Building a Turret from the Ground Up
The challenge: turrets are round, wood is straight.
When my partner, Jim Himel, bought our house in 1986, there was a big square addition to the second floor on the front of the house over the porch. While we liked the extra space, which functioned as a spare room/closet off the master bedroom, and imagined that one day it would serve as the master bath, we both felt the balance and lines of the addition were all wrong for the house.
Jim is an urban forester and environmental impact consultant by training and livelihood, but his true calling is tinkering. He had always imagined replacing the addition with a classic Victorian turret. However, in truth, his dream was less about making the house authentically Victorian and more about the challenge of constructing something round. Our friend, local architect Rob Brennan, suggested that we drive around Catonsville, taking stock of our options for turret design, height, and roof pitch. From there, Jim hired a carpenter and the two of them spent five months from August through January of 2009 building a turret.
First, they curved the sides of the original addition. Then they built a second story and a roof as two separate 'stages' in our driveway. Having parts of your house in the circular driveway is interesting and also allowed those who regularly walked or ran by to watch the progress. The construction also elicited many funny comments from people; the best question, asked more than once after the second stage was painted, was "How did you get it to match so well?" like we had ordered it from a catalogue and were so lucky to have found the right color! The last step was to bring in a crane to lift each stage and lower it into place on our house. The six month evolution had garnered enough fans that we posted a sign to broadcast the date and time of the turret lift, and we had a cheering section of about 25 people.
So, for anyone who does any home improvement carpentry, the challenge was clear: turrets are round, wood is straight. Jim began with a system that made me nervous in its simplicity. He took a string, a nail, and a crayon, and he drew circles onto plywood, creating circular plates which together made a 10 foot diameter circle. The plates were six inches across, forming the tops and bottoms of the walls. The studs ran between them, placed at twelve inches, rather than the normal sixteen inches, to accommodate the curve.
The skin of the walls was plywood, but only 3/8th inch thickness, in two layers. At that thickness, the plywood will bend in one direction. The layers were glued and screwed.

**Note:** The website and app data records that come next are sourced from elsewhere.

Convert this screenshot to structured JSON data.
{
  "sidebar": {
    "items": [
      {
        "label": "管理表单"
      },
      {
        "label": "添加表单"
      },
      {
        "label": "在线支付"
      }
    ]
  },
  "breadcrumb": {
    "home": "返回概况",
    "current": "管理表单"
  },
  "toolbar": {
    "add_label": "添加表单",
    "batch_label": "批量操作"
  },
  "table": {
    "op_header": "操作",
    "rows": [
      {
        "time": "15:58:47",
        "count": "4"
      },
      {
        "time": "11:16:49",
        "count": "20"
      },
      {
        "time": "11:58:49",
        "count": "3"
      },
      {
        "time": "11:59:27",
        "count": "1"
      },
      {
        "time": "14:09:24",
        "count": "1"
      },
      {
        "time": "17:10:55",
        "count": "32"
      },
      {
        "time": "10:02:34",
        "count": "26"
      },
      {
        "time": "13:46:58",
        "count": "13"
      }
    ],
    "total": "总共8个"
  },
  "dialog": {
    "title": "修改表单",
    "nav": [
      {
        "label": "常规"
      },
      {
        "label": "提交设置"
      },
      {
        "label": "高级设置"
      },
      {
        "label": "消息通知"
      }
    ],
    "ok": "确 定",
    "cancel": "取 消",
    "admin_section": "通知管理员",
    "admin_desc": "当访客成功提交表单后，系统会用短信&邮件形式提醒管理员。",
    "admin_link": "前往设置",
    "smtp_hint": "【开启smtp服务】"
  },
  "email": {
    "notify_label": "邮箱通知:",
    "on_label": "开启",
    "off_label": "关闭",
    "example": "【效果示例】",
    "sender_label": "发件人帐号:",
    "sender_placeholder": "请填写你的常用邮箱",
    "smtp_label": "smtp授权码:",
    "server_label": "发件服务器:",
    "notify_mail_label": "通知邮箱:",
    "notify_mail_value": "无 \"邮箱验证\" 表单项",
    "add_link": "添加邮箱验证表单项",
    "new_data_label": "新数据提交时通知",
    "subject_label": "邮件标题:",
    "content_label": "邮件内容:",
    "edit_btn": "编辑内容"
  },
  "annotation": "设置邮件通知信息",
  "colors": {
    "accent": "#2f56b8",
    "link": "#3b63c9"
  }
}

Other complications of a round structure showed up. The top and bottom of the window, the transom and sill both needed to be cut like a bow, curved on the outside edge and straight on the inside. Also, the boards for the molding at the joints of the stages had to be notched on the back side so that they would bend.
People look at our new turret and ask, "How strong is it?" Jim smiles and says, "Look, it has the same aerodynamics as a rocket ship. The wind just blows around it." And it hasn't lifted off yet.